» Task objective: This task is to restate all of the entries exactly.

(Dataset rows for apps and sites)
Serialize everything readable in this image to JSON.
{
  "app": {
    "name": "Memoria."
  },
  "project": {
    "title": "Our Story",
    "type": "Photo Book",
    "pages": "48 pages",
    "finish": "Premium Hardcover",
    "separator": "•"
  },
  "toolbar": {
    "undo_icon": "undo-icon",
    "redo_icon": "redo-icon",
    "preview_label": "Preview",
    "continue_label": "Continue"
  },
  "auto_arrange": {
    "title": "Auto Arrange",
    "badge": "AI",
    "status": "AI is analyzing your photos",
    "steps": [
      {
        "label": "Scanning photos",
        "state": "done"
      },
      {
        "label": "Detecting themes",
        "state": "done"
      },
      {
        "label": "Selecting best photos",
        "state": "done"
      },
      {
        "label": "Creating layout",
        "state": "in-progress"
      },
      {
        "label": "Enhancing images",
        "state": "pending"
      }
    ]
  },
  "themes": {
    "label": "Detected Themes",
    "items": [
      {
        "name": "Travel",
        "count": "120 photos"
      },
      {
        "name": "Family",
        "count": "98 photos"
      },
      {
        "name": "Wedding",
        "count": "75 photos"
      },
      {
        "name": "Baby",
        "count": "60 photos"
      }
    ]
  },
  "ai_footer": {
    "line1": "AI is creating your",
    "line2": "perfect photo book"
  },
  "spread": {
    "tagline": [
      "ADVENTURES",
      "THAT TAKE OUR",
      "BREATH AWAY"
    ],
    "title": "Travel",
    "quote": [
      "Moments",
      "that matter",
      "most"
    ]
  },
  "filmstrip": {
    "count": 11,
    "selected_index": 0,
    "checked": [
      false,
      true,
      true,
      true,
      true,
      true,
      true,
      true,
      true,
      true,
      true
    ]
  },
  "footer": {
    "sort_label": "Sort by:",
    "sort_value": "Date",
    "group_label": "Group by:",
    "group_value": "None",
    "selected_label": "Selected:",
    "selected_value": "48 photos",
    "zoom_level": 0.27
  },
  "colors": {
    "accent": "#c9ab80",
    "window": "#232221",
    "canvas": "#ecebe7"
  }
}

» Exercise result:
Serialize everything readable in this image to JSON.
{
  "app": {
    "name": "Memoria."
  },
  "project": {
    "title": "Our Story",
    "type": "Photo Book",
    "pages": "48 pages",
    "finish": "Premium Hardcover",
    "separator": "•"
  },
  "toolbar": {
    "undo_icon": "undo-icon",
    "redo_icon": "redo-icon",
    "preview_label": "Preview",
    "continue_label": "Continue"
  },
  "auto_arrange": {
    "title": "Auto Arrange",
    "badge": "AI",
    "status": "AI is analyzing your photos",
    "steps": [
      {
        "label": "Scanning photos",
        "state": "done"
      },
      {
        "label": "Detecting themes",
        "state": "done"
      },
      {
        "label": "Selecting best photos",
        "state": "done"
      },
      {
        "label": "Creating layout",
        "state": "in-progress"
      },
      {
        "label": "Enhancing images",
        "state": "pending"
      }
    ]
  },
  "themes": {
    "label": "Detected Themes",
    "items": [
      {
        "name": "Travel",
        "count": "120 photos"
      },
      {
        "name": "Family",
        "count": "98 photos"
      },
      {
        "name": "Wedding",
        "count": "75 photos"
      },
      {
        "name": "Baby",
        "count": "60 photos"
      }
    ]
  },
  "ai_footer": {
    "line1": "AI is creating your",
    "line2": "perfect photo book"
  },
  "spread": {
    "tagline": [
      "ADVENTURES",
      "THAT TAKE OUR",
      "BREATH AWAY"
    ],
    "title": "Travel",
    "quote": [
      "Moments",
      "that matter",
      "most"
    ]
  },
  "filmstrip": {
    "count": 11,
    "selected_index": 0,
    "checked": [
      false,
      true,
      true,
      true,
      true,
      true,
      true,
      true,
      true,
      true,
      true
    ]
  },
  "footer": {
    "sort_label": "Sort by:",
    "sort_value": "Date",
    "group_label": "Group by:",
    "group_value": "None",
    "selected_label": "Selected:",
    "selected_value": "48 photos",
    "zoom_level": 0.27
  },
  "colors": {
    "accent": "#c9ab80",
    "window": "#232221",
    "canvas": "#ecebe7"
  }
}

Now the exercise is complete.